In consideration of the many issues involved in flying most of us walk a tightrope of maintaining proficiency, staying financially solvent, including keeping the employer and family happy. For those of us that fall into this category we want to accomplish the most during our practice flights leaving more money for trips with family or friends.
During practice VFR flights there are 5 maneuvers that can help to establish yourself during critical flight regimes, plus they will add a measure of confidence and proficiency. It’s important to hold yourself to a higher standard to maximize safety and to spend the minimum amount of time practicing. In order to maintain or increase your skill level try and do these maneuvers maybe once a month. This will also help to insure you maintain the proper feel for the airplane. Before practicing these maneuvers do consider why they were developed and what skills, particularly, they are aiming for.
Three of these maneuvers are taken from the commercial PTS Manuel which is intended to bring out increased performance from both airplane and pilot. Most pilots are surprised at the amount of confidence obtained from these maneuvers when done in the correct manner.
CHANDELLE – This maneuver does not have much practical application but it does provide very important lessons in aerodynamics and helps to develop a feel for how pitch and roll are controlled independently from one another.
STEEP TURNS – Instructors have said that this maneuver to be the one that indicates whether or not the pilot is truly on top of the airplane. Steep turns require proper rudder use, familiarity with handling characteristics, a smooth roll in and roll out on heading, knowledge of how bank angles effect wing loading and how wing loading effects the attitude required to maintain altitude. When done at different airspeeds control aspects change rapidly requiring a closer connection to the airplane. I forgot to mention, if you think you have these down try a 60 degree bank angle, everyone needs a new perspective from time to time.
ILS – You don’t have to be an instrument rated pilot to practice ILS approaches. This exercise will help to establish or enhance precise lateral control. The vertical component of the ILS is excellent for refining power management. As we have discussed before it is to your advantage to be familiar with instrument approach terminology for arriving IFR traffic at uncontrolled airports.

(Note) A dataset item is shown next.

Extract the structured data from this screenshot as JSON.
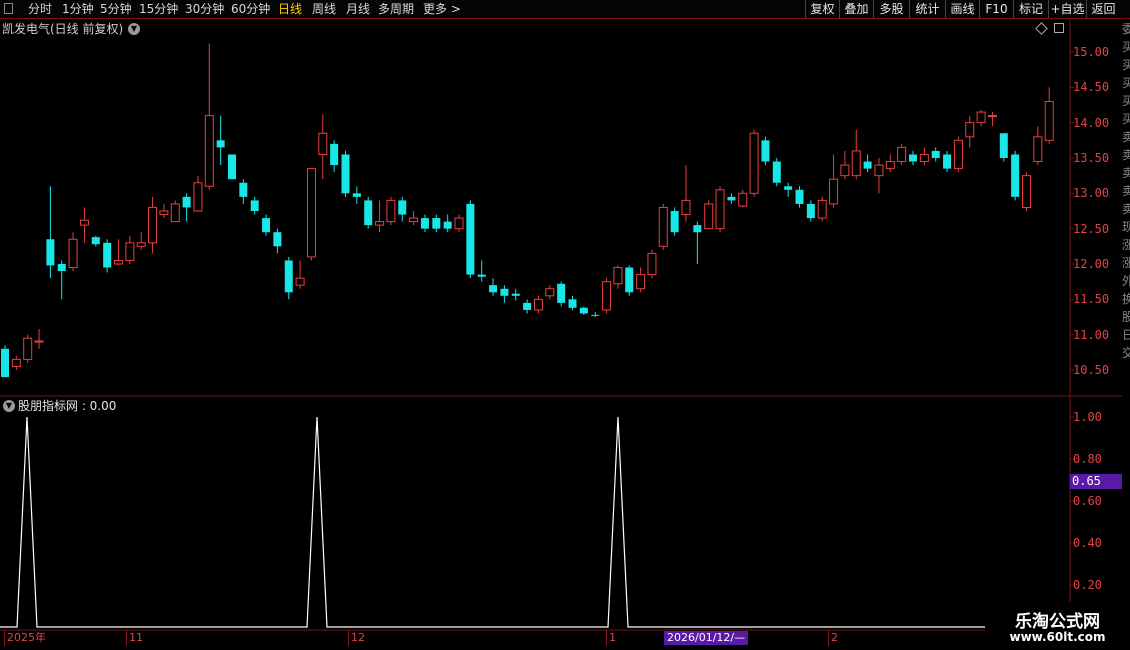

GO AROUND – This maneuver helps in identifying and correcting for the left turn tendency with a rapid power increase, assists with proper handling of power, flaps, landing gear and pitch sequence. It also increases the ability to judge an approach, decide the quality of that approach and finally the willingness to do something about it, should it not be safely executed. This maneuver becomes even more important when there are obstacles to clear at the end of the runway, should you abort the approach due to gusting winds etc.
POWER OFF 180 DEGREE ACCURACY LANDING – Runway accidents account for the majority of GA accidents. This maneuver combines the skills for routine landings as well as the skills required for real power off emergencies. Trading airspeed and altitude for distance is one skill many pilots do poorly. Poor energy management accounts for mishaps such as overshooting base to final (leading to skids or slips) and crosswind landing accidents. After learning how to manage the airplanes energy your landings will improve significantly.
** If you are not familiar with these maneuvers it is strongly recommended that use an instructor until both of you are comfortable with their execution. After that, a safety pilot is still recommended.
** If one of your requirements remaining is Private Pilot Ground School, please consider the one being offered by WCFC. This is one of the most comprehensive courses available.
Reference: Aviation Safety Jan. 2004, WCFC Ground School
These Safety Tips are provided by the WCFC Safety Committee. They are intended to stimulate thought and discussion about flight safety and do not necessarily represent club policy nor are they intended to replace instruction from a qualified instructor.